Agency spokesman Edwin Donovan told said the agents had been replaced and Barack Obama’s security would not be affected.
Barack Obama arrived in Colombia on Friday to attend the summit.
In a statement, Edwin Donovan said the agency took allegations of misconduct “very seriously” and said an investigation had been launched.
“There have been allegations of misconduct made against Secret Service personnel in Cartagena, Colombia prior to the President’s trip,” he said.
“Because of this, those personnel are being relieved of their assignments, returned to their place of duty, and are being replaced by other Secret Service personnel.”
A dozen of Secret Service agents providing security for Barack Obama in Colombia have been recalled following allegations of misconduct
According to The Washington Post, 12 agents were recalled, and at least one was suspected of involvement with prostitutes.

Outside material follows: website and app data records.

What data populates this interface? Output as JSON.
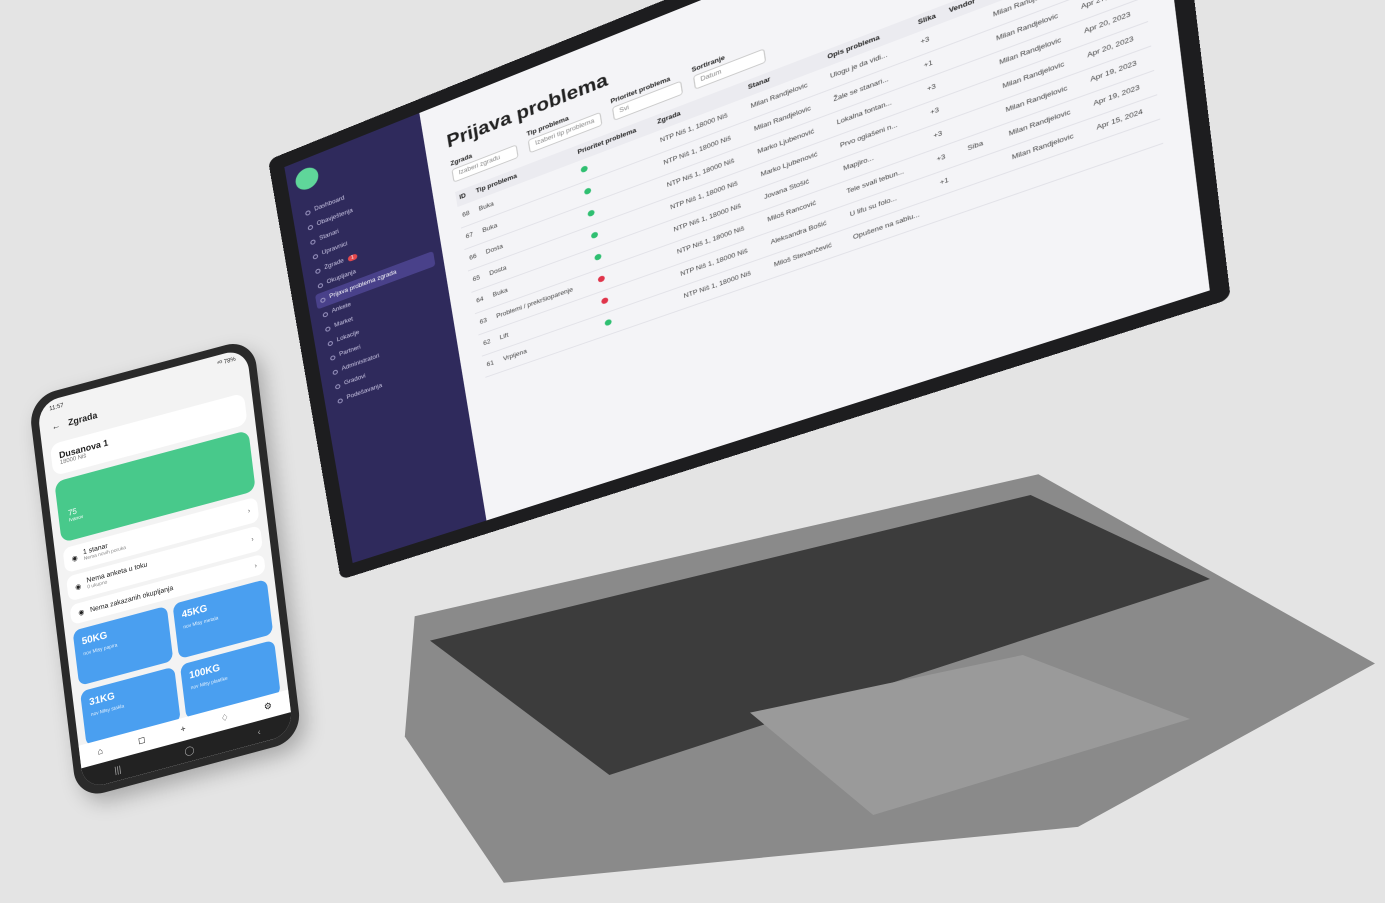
{
  "laptop": {
    "sidebar": {
      "items": [
        {
          "label": "Dashboard"
        },
        {
          "label": "Obavještenja"
        },
        {
          "label": "Stanari"
        },
        {
          "label": "Upravnici"
        },
        {
          "label": "Zgrade",
          "badge": "1"
        },
        {
          "label": "Okupljanja"
        },
        {
          "label": "Prijava problema zgrada",
          "active": true
        },
        {
          "label": "Ankete"
        },
        {
          "label": "Market"
        },
        {
          "label": "Lokacije"
        },
        {
          "label": "Partneri"
        },
        {
          "label": "Administratori"
        },
        {
          "label": "Gradovi"
        },
        {
          "label": "Podešavanja"
        }
      ]
    },
    "page_title": "Prijava problema",
    "filters": {
      "zgrada": {
        "label": "Zgrada",
        "placeholder": "Izaberi zgradu"
      },
      "tip": {
        "label": "Tip problema",
        "placeholder": "Izaberi tip problema"
      },
      "prioritet": {
        "label": "Prioritet problema",
        "value": "Svi"
      },
      "sortiranje": {
        "label": "Sortiranje",
        "value": "Datum"
      }
    },
    "table": {
      "headers": [
        "ID",
        "Tip problema",
        "Prioritet problema",
        "Zgrada",
        "Stanar",
        "Opis problema",
        "Slika",
        "Vendor",
        "Upravnik",
        "Kreirano"
      ],
      "rows": [
        {
          "id": "68",
          "tip": "Buka",
          "prio": "#2fbf71",
          "zgrada": "NTP Niš 1, 18000 Niš",
          "stanar": "Milan Randjelovic",
          "opis": "Ulogu je da vidi...",
          "slika": "+3",
          "vendor": "",
          "upravnik": "Milan Randjelovic",
          "kreirano": "Apr 27, 2023"
        },
        {
          "id": "67",
          "tip": "Buka",
          "prio": "#2fbf71",
          "zgrada": "NTP Niš 1, 18000 Niš",
          "stanar": "Milan Randjelovic",
          "opis": "Žale se stanari...",
          "slika": "+1",
          "vendor": "",
          "upravnik": "Milan Randjelovic",
          "kreirano": "Apr 27, 2023"
        },
        {
          "id": "66",
          "tip": "Dosta",
          "prio": "#2fbf71",
          "zgrada": "NTP Niš 1, 18000 Niš",
          "stanar": "Marko Ljubenović",
          "opis": "Lokalna fontan...",
          "slika": "+3",
          "vendor": "",
          "upravnik": "Milan Randjelovic",
          "kreirano": "Apr 20, 2023"
        },
        {
          "id": "65",
          "tip": "Dosta",
          "prio": "#2fbf71",
          "zgrada": "NTP Niš 1, 18000 Niš",
          "stanar": "Marko Ljubenović",
          "opis": "Prvo oglašeni n...",
          "slika": "+3",
          "vendor": "",
          "upravnik": "Milan Randjelovic",
          "kreirano": "Apr 20, 2023"
        },
        {
          "id": "64",
          "tip": "Buka",
          "prio": "#2fbf71",
          "zgrada": "NTP Niš 1, 18000 Niš",
          "stanar": "Jovana Stošić",
          "opis": "Mapjiro...",
          "slika": "+3",
          "vendor": "",
          "upravnik": "Milan Randjelovic",
          "kreirano": "Apr 19, 2023"
        },
        {
          "id": "63",
          "tip": "Problemi / prekršioparenje",
          "prio": "#e0344a",
          "zgrada": "NTP Niš 1, 18000 Niš",
          "stanar": "Miloš Rancović",
          "opis": "Tele svali tebun...",
          "slika": "+3",
          "vendor": "Siba",
          "upravnik": "Milan Randjelovic",
          "kreirano": "Apr 19, 2023"
        },
        {
          "id": "62",
          "tip": "Lift",
          "prio": "#e0344a",
          "zgrada": "NTP Niš 1, 18000 Niš",
          "stanar": "Aleksandra Bošić",
          "opis": "U lifu su folo...",
          "slika": "+1",
          "vendor": "",
          "upravnik": "Milan Randjelovic",
          "kreirano": "Apr 15, 2024"
        },
        {
          "id": "61",
          "tip": "Vrpijena",
          "prio": "#2fbf71",
          "zgrada": "NTP Niš 1, 18000 Niš",
          "stanar": "Miloš Stevančević",
          "opis": "Opušene na sablu...",
          "slika": "",
          "vendor": "",
          "upravnik": "",
          "kreirano": ""
        }
      ]
    }
  },
  "phone": {
    "status_time": "11:57",
    "status_icons": "⁴ᴳ 78%",
    "header_title": "Zgrada",
    "building": {
      "name": "Dusanova 1",
      "city": "18000 Niš"
    },
    "green_card": {
      "value": "75",
      "label": "Ivanov"
    },
    "rows": [
      {
        "title": "1 stanar",
        "subtitle": "Nema novih poruka"
      },
      {
        "title": "Nema anketa u toku",
        "subtitle": "0 ukupno"
      },
      {
        "title": "Nema zakazanih okupljanja",
        "subtitle": ""
      }
    ],
    "tiles": [
      {
        "kg": "50KG",
        "label": "nov Mlsy papira"
      },
      {
        "kg": "45KG",
        "label": "nov Mlsy metala"
      },
      {
        "kg": "31KG",
        "label": "nov Mlsy stakla"
      },
      {
        "kg": "100KG",
        "label": "nov Mlsy plastike"
      }
    ],
    "nav": [
      "⌂",
      "◻",
      "+",
      "♢",
      "⚙"
    ],
    "sysnav": [
      "|||",
      "◯",
      "‹"
    ]
  }
}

More than 30 leaders are in the Colombian port city for the summit, which will see talks on economic policy and trade.
Even before the incident with the agents, the summit seemed likely to be an awkward one for the US government, with debates on the legalization of drugs and sanctions against Cuba promised.

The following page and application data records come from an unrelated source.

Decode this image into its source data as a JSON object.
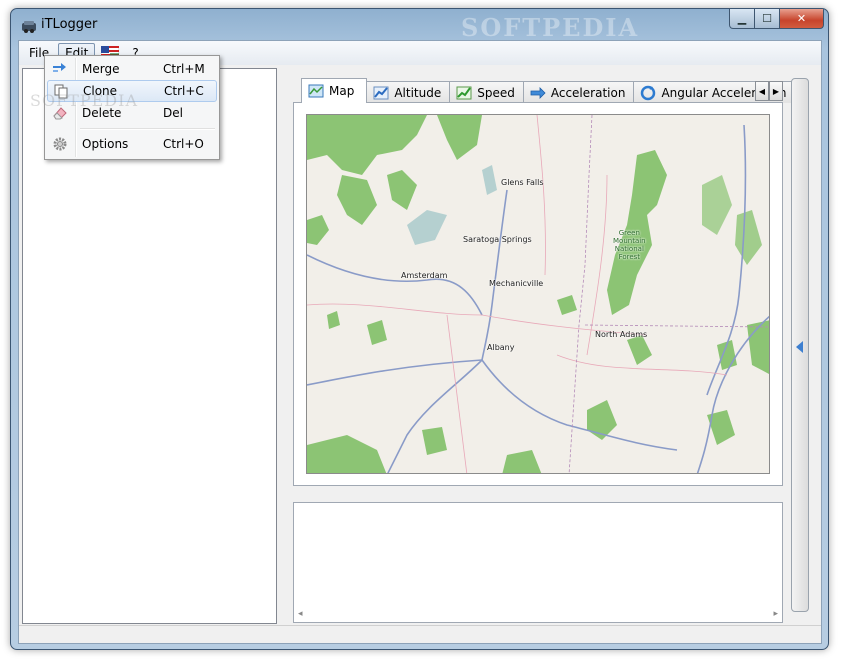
{
  "window": {
    "title": "iTLogger",
    "watermark": "SOFTPEDIA",
    "controls": {
      "minimize": "▁",
      "maximize": "☐",
      "close": "✕"
    }
  },
  "menubar": {
    "items": [
      {
        "label": "File"
      },
      {
        "label": "Edit"
      },
      {
        "label": "?"
      }
    ]
  },
  "edit_menu": {
    "items": [
      {
        "label": "Merge",
        "shortcut": "Ctrl+M",
        "icon": "merge-icon"
      },
      {
        "label": "Clone",
        "shortcut": "Ctrl+C",
        "icon": "clone-icon"
      },
      {
        "label": "Delete",
        "shortcut": "Del",
        "icon": "eraser-icon"
      },
      {
        "label": "Options",
        "shortcut": "Ctrl+O",
        "icon": "gear-icon"
      }
    ],
    "ghost_watermark": "SOFTPEDIA"
  },
  "tabs": {
    "items": [
      {
        "label": "Map",
        "icon": "map-icon"
      },
      {
        "label": "Altitude",
        "icon": "altitude-chart-icon"
      },
      {
        "label": "Speed",
        "icon": "speed-chart-icon"
      },
      {
        "label": "Acceleration",
        "icon": "acceleration-arrow-icon"
      },
      {
        "label": "Angular Acceleration",
        "icon": "angular-arrow-icon"
      }
    ],
    "active": "Map"
  },
  "map": {
    "places": [
      {
        "name": "Glens Falls"
      },
      {
        "name": "Saratoga Springs"
      },
      {
        "name": "Amsterdam"
      },
      {
        "name": "Mechanicville"
      },
      {
        "name": "Albany"
      },
      {
        "name": "North Adams"
      }
    ],
    "forest_label": [
      "Green",
      "Mountain",
      "National",
      "Forest"
    ]
  },
  "colors": {
    "forest": "#8cc474",
    "road": "#8a9bc8",
    "minor_road": "#e8a8b8",
    "water": "#b5d0d0",
    "land": "#f2efe9"
  }
}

Ecuadorean President Rafael Correa is boycotting the summit because of Cuba’s exclusion, and the attendance of Venezuelan President Hugo Chavez is in doubt.

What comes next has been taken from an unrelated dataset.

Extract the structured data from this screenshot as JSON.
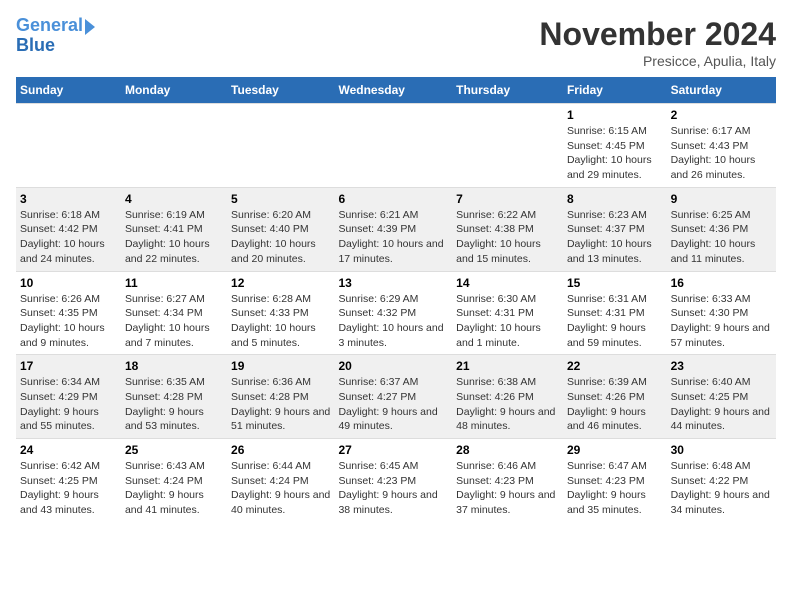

Earlier, Colombian police said two small explosions took place in Cartagena, but caused no casualties or damage.
Those explosions followed at least one other blast in Bogota near the US embassy, officials said.
Dan Emmett, a former U.S. Secret Service agent has launched a stinging attack on the Clinton administration staff he used to protect – branding them arrogant and claiming that ex-First Lady Hillary Clinton was aloof.
Dan Emmett has laid bare a series of anecdotes about the inner workings of the White House in a controversial book.
The former Secret Service agent tells how Hillary Clinton, now Secretary of State, never said “thank you” to agents, unlike her husband, Bill, and their daughter, Chelsea.
This trait, Dan Emmett added, was found in even greater measure among the young White House personnel, whom he said displayed “fundamental traits of rudeness and arrogance” which, at times, bordered on dangerous.
“Most of these youngsters were from wealthy families and many viewed Secret Service agents as the hired help,” Dan Emmett he wrote in the autobiography Within Arm’s Length.
One unnamed Clinton employee treated a Russian KGB agent on one presidential visit “as if he were dealing with a Wackenhut security officer in Toledo”.
Dan Emmett has laid bare a series of anecdotes about the inner workings of the White House in a controversial book “Within Arm's Length”
Dan Emmett also accuses Bill Clinton of putting his own life and those of his agents at risk by insisting on a “totally pointless photo op” on the North Korea-South Korea border.
During the trip in 1993, Dan Emmett said the former President Bill Clinton went too far along the bridge separating the two nations, according to the Washington Examiner.
“No-one seemed to know if President Clinton grasped how potentially dangerous this stop on the bridge was,” Dan Emmett writes.
“The Secret Service obviously believed this move unwise.”
Dan Emmett added: “Nevertheless, he was POTUS and he wanted to stand on the bridge, so stand on the bridge he would do.”
In another account, Dan Emmett said Bill Clinton “dealt us this nightmare” by insisting on jogging in public.
Agents tried to change his mind and even went as far as building a quarter-mile track inside the White House confines.
Bill Clinton was unpersuaded and asked the presidential protective division to come up some routes outside the grounds, it was reported on Chicago Tribune News.
“The worst thing for the Secret Service is to take a sitting president into public when no one has been swept and anyone could be out there,” he said.
Dan Emmett, who also served under George H.W. Bush and now works as a teacher, has been criticized by the service for publishing his tell-all.
Secret Service spokesman Ed Donovan told the Washington Examiner: “It causes concern because we don’t want to erode the trust that we have with our protectees.”